The Poison Artist by Jonathan Moore

Reviewed by Fiona Hardy

In a San Franciscan hotel, Caleb Maddox cleans the cut on his forehead. His girlfriend threw a crystal tumbler at his head, and it didn’t miss. It’s all he can do to fix himself up and then go and fi…

Read more ›

All Things Cease to Appear by Elizabeth Brundage

Reviewed by Fiona Hardy

Over the few days I read this book, I wouldn’t steal small moments to read a page when I could, but instead find a place to relish the act of reading with the same slow-burn intensity the book itself…

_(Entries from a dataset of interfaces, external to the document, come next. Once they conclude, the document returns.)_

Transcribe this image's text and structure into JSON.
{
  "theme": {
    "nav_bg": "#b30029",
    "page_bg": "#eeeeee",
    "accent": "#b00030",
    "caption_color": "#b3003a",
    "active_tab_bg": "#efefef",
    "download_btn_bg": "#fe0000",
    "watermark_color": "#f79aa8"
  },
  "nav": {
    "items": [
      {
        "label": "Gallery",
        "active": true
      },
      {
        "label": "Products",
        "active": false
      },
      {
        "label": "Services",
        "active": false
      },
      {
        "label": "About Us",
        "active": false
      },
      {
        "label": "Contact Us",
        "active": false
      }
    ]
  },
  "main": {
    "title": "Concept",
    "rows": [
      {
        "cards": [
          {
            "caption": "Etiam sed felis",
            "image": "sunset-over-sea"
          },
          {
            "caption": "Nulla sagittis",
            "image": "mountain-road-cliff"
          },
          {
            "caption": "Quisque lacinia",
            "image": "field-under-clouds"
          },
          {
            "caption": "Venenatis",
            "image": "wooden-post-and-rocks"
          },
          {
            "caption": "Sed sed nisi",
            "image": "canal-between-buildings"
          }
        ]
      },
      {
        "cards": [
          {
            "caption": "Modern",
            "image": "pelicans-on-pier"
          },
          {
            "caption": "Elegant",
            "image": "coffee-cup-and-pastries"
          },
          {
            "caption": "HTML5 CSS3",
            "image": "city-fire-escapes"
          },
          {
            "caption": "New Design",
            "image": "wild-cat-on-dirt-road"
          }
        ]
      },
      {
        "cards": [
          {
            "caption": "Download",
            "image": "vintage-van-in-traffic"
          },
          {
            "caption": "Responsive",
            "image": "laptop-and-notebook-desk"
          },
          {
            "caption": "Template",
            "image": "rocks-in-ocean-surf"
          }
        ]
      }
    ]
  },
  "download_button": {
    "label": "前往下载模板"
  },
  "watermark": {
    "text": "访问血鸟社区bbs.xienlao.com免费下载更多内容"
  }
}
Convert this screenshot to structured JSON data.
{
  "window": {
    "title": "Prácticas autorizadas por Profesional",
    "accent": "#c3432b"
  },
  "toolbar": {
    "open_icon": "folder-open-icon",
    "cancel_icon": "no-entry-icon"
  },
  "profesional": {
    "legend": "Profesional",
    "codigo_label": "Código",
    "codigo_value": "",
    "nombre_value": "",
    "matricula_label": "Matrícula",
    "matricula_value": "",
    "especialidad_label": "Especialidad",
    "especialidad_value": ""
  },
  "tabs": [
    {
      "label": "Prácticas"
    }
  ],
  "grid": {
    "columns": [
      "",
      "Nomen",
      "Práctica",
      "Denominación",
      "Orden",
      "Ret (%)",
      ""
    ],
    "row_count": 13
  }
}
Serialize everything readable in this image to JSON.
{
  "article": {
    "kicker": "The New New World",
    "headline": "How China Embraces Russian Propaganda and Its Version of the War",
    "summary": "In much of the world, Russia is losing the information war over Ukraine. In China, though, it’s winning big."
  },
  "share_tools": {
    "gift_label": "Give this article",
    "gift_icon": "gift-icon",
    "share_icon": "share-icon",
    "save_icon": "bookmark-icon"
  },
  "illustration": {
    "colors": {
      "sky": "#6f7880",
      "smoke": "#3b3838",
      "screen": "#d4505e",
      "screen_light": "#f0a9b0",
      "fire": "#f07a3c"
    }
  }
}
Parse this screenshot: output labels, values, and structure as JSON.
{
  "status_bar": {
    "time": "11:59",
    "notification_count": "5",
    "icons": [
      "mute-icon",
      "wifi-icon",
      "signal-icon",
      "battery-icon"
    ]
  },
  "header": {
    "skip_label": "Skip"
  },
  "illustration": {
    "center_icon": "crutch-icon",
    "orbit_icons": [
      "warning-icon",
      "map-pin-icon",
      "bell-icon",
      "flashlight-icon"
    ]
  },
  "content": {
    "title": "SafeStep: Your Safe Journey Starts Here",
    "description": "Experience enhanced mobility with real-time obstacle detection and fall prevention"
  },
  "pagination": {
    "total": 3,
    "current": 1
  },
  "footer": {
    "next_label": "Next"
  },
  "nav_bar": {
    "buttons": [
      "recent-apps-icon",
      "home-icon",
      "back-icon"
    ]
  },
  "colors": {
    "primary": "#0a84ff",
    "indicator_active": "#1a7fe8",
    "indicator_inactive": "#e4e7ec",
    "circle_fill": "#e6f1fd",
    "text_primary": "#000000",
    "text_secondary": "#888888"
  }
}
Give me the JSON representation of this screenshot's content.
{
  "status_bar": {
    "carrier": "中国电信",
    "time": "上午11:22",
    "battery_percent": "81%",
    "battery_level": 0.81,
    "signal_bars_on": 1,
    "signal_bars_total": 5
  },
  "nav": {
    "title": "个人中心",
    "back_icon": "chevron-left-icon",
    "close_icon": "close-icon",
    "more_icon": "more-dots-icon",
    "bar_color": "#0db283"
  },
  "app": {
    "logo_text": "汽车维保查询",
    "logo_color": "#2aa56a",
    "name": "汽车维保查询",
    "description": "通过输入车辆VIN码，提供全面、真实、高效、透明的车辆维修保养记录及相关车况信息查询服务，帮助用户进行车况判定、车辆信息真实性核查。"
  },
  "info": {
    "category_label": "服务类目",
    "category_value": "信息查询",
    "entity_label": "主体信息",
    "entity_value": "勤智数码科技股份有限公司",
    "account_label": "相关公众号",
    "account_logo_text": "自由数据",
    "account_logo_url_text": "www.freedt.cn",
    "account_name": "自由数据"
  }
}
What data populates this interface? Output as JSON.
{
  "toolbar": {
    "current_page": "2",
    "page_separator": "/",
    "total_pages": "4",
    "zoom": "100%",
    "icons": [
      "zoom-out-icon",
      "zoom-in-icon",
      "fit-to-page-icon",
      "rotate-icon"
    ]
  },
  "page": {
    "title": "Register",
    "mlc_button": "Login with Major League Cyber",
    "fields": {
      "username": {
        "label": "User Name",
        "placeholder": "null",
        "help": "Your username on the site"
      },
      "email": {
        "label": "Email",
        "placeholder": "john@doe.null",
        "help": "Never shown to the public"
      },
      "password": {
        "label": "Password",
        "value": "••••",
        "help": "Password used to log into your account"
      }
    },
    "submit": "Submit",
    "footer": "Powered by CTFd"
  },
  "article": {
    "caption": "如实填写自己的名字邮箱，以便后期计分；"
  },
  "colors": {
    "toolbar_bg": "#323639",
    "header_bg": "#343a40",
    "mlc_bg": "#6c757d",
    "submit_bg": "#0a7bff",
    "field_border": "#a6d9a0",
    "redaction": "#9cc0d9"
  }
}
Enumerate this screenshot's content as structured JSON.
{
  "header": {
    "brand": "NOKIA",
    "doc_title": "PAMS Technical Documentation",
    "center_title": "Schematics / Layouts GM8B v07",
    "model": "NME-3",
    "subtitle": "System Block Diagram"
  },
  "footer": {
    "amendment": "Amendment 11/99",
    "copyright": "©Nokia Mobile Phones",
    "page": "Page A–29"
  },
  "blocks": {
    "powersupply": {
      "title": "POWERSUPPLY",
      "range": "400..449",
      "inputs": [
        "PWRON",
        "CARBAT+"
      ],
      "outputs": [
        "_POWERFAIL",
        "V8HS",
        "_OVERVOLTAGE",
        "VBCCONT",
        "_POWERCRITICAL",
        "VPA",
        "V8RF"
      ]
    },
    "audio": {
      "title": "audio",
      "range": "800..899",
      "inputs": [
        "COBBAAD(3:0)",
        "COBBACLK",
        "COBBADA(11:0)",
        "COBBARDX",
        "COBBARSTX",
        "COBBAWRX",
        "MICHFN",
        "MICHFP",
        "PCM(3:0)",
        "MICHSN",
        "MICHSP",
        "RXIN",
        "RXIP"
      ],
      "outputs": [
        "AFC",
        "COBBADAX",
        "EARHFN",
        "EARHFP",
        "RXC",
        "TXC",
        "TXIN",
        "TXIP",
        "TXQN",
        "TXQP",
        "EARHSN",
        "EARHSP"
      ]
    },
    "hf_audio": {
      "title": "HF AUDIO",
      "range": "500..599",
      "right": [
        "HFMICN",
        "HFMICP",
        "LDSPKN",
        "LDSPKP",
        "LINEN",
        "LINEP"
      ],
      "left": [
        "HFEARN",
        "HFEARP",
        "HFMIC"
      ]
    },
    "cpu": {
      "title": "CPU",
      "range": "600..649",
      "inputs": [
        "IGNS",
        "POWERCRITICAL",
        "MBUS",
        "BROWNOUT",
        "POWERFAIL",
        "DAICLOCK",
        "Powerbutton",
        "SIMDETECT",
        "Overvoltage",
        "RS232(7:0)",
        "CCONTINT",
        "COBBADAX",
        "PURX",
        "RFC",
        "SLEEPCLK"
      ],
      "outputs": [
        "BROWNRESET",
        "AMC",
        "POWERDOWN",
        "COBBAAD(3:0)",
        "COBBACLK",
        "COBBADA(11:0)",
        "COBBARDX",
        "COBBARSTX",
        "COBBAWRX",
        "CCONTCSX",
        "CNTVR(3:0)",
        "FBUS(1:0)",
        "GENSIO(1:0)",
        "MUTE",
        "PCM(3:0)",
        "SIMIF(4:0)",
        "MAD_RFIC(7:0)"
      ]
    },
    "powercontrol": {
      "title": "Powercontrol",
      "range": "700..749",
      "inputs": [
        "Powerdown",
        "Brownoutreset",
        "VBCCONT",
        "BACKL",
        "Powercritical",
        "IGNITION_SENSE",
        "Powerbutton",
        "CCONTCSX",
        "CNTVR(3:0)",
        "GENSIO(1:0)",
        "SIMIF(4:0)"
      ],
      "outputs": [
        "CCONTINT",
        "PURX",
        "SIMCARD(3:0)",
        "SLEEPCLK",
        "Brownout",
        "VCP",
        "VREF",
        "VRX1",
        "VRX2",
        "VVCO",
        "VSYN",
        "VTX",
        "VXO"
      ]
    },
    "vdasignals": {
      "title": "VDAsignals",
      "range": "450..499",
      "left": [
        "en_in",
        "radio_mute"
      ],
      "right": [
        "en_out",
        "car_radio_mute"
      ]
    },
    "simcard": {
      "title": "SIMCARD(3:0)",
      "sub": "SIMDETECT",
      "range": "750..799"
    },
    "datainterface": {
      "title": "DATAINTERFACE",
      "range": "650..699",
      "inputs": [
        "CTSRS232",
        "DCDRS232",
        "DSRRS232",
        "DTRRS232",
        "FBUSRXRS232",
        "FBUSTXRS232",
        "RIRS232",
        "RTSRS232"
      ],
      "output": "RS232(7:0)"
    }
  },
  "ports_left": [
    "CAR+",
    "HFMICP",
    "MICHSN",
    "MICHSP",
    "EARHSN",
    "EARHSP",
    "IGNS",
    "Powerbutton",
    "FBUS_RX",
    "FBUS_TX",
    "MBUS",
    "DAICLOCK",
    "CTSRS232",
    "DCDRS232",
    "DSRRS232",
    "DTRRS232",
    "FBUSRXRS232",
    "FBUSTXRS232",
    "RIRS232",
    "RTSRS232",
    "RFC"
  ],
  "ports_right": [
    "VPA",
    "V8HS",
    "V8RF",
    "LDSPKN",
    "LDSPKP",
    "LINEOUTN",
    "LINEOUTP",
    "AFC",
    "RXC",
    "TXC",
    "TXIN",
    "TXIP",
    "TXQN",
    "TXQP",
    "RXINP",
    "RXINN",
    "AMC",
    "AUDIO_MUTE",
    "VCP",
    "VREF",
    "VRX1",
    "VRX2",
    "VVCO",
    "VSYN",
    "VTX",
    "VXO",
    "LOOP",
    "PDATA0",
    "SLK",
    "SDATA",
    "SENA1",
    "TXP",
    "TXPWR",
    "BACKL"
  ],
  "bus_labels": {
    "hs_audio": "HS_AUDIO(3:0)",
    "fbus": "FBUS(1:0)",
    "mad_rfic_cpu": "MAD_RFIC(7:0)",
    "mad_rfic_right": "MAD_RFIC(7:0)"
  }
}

Read more ›

All These Perfect Strangers by Aoife Clifford

Reviewed by Fiona Hardy

Pen Sheppard is listless in her mother’s country home, lost again in the world of her childhood – her mother’s bad boyfriends, a town full of fakery, gossip as currency, and reputations that never di…

Read more ›

News

The best new crime reads in October

by Fiona Hardy

CRIME BOOK OF THE MONTH The Spotted Dog by Kerry Greenwood

There are few in the crime world quite as capable at both solving mysteries and baking an excellent sourdough as Corinna Chapman: baker extraordinaire, sometime detective, and general lady-about-town. Kerry Greenwood – of Phryne Fisher fame – returns to the present with another tale of Corinna’s industrious adventures, this time inv…

Read more ›

The best new crime reads in September

by Fiona Hardy

CRIME BOOK OF THE MONTH Leave No Trace by Mindy Mejia

Mejia’s first book, The Last Act of Hattie Hoffman, was a wonderful study of a small town dealing with large problems. In Leave No Trace, the trouble is much more personal. The city of Duluth is rocked when a store theft turns into something more deadly and the young man at the centre of it is the near-mythical Lucas Blackthorn: The Lost…

Read more ›

The best new crime reads in August

by Fiona Hardy

CRIME BOOK OF THE MONTH Loose Units by Paul F. Verhoeven

Decades after a youthful Paul Verhoeven inadvertently sees a crime scene photo that he’s never been able to shake, he sits down with his ex-cop father John to find out why. Why he couldn’t shake it, how his father coped with so much worse, and how videogame reviewer and pop-culture nerd Paul veered so much away from the paths of actio…

Read more ›

The best new crime reads of the month

by Fiona Hardy

CRIME BOOK OF THE MONTH Live and Let Fry by Sue Williams

Honestly, how I’m expected to go past a title with a pun like this is beyond me. In the third book starring small-town fish-and-chip-shop-owner-and-also-detective-but-not-officially Cass Tuplin (the first one: Murder with the Lot), Cass is accosted one day by fellow resident and ex-let’s-not-mention-it Vern, who’s got a new girlfriend…

Read more ›

The best new crime reads of the month

by Fiona Hardy

CRIME BOOK OF THE MONTH All the Beautiful Lies by Peter Swanson

In the seaside town of Kennewick, Maine, the body of a bookseller is found at the bottom of the cliffs he loved to walk along. His son, Harry, makes his way from the college graduation he will now miss to farewell the father he loved. Harry feels the heaviness of his loneliness in the world when he arrives, his college days so …

Read more ›

Best new crime reads of the month

by Fiona Hardy

CRIME BOOK OF THE MONTH The Seven Deaths of Evelyn Hardcastle by Stuart Turton

Get in your horse-drawn carriage and bunker down in your crumbling countryside home for this one, readers – you’re going to need all the time you can get for reading and contemplating your way through this one. Stuart Turton’s blistering debut novel opens as a doctor named Sebastian Bell is stumbling through the …

Read more ›